* Extracted records:
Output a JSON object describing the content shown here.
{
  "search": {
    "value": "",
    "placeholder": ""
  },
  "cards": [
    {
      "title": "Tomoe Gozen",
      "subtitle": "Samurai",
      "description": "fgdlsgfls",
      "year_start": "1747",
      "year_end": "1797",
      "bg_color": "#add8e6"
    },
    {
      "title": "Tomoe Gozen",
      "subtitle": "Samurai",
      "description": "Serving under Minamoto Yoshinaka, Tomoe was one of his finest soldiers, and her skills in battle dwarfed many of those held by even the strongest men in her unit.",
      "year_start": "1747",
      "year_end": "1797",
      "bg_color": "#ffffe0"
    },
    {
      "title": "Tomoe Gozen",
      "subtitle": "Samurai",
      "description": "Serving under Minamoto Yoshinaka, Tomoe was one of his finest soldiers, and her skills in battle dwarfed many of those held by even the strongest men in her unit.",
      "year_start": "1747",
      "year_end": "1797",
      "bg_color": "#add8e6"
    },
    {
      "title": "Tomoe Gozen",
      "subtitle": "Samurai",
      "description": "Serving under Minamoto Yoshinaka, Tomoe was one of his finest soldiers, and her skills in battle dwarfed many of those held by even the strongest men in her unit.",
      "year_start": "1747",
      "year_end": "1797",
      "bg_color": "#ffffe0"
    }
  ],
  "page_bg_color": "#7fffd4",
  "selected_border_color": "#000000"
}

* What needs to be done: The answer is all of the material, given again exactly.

* Answer to the exercise:
Output a JSON object describing the content shown here.
{
  "search": {
    "value": "",
    "placeholder": ""
  },
  "cards": [
    {
      "title": "Tomoe Gozen",
      "subtitle": "Samurai",
      "description": "fgdlsgfls",
      "year_start": "1747",
      "year_end": "1797",
      "bg_color": "#add8e6"
    },
    {
      "title": "Tomoe Gozen",
      "subtitle": "Samurai",
      "description": "Serving under Minamoto Yoshinaka, Tomoe was one of his finest soldiers, and her skills in battle dwarfed many of those held by even the strongest men in her unit.",
      "year_start": "1747",
      "year_end": "1797",
      "bg_color": "#ffffe0"
    },
    {
      "title": "Tomoe Gozen",
      "subtitle": "Samurai",
      "description": "Serving under Minamoto Yoshinaka, Tomoe was one of his finest soldiers, and her skills in battle dwarfed many of those held by even the strongest men in her unit.",
      "year_start": "1747",
      "year_end": "1797",
      "bg_color": "#add8e6"
    },
    {
      "title": "Tomoe Gozen",
      "subtitle": "Samurai",
      "description": "Serving under Minamoto Yoshinaka, Tomoe was one of his finest soldiers, and her skills in battle dwarfed many of those held by even the strongest men in her unit.",
      "year_start": "1747",
      "year_end": "1797",
      "bg_color": "#ffffe0"
    }
  ],
  "page_bg_color": "#7fffd4",
  "selected_border_color": "#000000"
}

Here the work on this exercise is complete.